* WHAT YOU NEED TO DO
Track down every line below that holds "curve" and copy it.

* THE INPUT
····················
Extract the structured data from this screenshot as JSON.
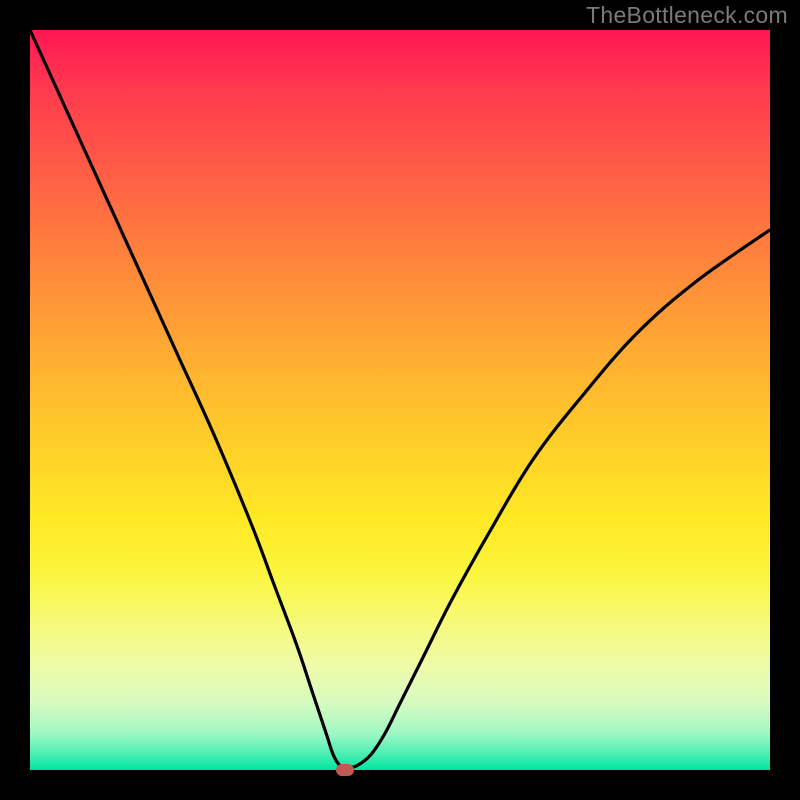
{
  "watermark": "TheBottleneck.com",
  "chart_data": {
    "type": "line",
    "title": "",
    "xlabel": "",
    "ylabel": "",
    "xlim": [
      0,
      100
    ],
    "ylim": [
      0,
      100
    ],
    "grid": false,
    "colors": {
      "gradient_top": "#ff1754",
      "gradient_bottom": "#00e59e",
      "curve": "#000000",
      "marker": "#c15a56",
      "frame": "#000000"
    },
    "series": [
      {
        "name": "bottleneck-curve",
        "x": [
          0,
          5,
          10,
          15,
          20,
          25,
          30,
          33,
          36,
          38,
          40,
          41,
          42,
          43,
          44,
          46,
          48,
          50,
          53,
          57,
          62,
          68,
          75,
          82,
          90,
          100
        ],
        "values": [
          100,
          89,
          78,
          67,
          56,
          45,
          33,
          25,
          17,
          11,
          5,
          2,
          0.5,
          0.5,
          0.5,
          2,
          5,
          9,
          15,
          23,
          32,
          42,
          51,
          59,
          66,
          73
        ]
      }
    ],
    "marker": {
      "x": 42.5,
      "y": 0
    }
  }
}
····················
* YOUR SOLUTION
      "curve": "#000000",
        "name": "bottleneck-curve",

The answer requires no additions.